How the story came about?
I cannot tell you how glad I am that my story, Farewell, my Miko, has found a home here in Visions, a WordCrafter Anthology. My heartfelt thanks to Kaye Booth for making it possible.
You see, this was not just the sale of a story for me – although selling a story is always a happy occasion. But this particular story was an orphan.
Eight years ago, I was approached by an ambitious young author/editor/creator who invited me submit to his latest anthology. All the stories were to be set in a specific alternate future in which the US had lost World War II and the victorious Axis powers had flooded the world with advanced technology. The stories were all to take place in the Japanese underground. The anthology, and its companion game, were called Tokyo Yakuza.
Numerous stories were acquired. Cover pictures were assigned to them. Individual authors were asked to write follow up stories, which included links to other authors’ stories. We were all very excited. Volume One was said to be in press. We had all seen the game online.
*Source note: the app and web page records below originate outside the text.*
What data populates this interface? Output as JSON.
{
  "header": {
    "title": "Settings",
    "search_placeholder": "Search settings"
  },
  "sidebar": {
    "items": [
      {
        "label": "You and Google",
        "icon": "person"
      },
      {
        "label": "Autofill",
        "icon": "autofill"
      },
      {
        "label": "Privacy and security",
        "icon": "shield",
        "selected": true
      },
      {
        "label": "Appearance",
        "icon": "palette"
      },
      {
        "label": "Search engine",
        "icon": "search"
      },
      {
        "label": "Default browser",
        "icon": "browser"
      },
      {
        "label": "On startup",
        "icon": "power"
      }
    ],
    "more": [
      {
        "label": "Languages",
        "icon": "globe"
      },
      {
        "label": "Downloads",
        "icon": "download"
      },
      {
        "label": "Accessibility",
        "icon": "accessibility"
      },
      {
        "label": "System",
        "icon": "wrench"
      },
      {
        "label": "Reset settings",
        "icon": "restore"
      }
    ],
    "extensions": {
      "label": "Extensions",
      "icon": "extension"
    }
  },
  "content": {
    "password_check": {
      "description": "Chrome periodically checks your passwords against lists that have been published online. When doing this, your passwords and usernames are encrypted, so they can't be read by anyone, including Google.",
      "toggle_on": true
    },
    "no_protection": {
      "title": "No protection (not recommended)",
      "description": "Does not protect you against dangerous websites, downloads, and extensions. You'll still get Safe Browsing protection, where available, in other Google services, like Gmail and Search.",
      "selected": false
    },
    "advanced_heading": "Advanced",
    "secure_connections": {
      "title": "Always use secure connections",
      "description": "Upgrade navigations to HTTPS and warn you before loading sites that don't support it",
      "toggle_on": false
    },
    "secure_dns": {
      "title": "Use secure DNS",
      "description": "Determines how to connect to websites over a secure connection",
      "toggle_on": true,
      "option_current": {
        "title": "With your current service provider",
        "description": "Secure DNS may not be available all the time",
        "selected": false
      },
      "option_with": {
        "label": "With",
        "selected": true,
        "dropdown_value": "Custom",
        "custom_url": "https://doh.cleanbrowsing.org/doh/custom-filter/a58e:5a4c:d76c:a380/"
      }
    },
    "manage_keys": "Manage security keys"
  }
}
And then it vanished. Nobody ever heard from our editor again. Some said he’d pissed off the real yakuza. Others said he’d taken the advances he’d collected and fled. Me? I sighed very, very deeply and rewrote my story as a stand-alone. The only record I can find on-line for any of this is an elderly ad for the game.
The world is bright and clean.
Just throw garbage in a vat of slime and pull power out.
Everything is electric,
Even the people.
And yet—some things never change.
Toyotomi Ayumu lived in an abandoned shrine. Too primitive for most people, but it suited him. He liked seeing bamboo outside his window instead of a slum. Nights like tonight, he opened the shutters and let the sound of the rain drown out the noise of traffic. Watching the drops glistening on the leaves, he could almost imagine he was back in 1820 instead of 2320. Of course, he’d have to clear out if the owner ever checked up on the place, but he wasn’t worried.
More Visions stories
5 thoughts on “Michaele Jordan’s “Farewell, My Miko” now in Visions anthology”
Thank you so much for running this blog series, Joseph. The posts look great. 🙂
My pleasure, Kaye. Happy to be of service.
My son, Michael, would have absolutely loved this story, and I just had to have it in the anthology because of that. He loved all things Japanese and I have a partial story that he started before he died, that is of similar nature. “Farewell, My Miko” is a wonderful tale of love and loyalty – two things even a god can’t survive without.
Aye, Love and Loyalty; two of the biggies in my life. Thanks for including it in the anthology.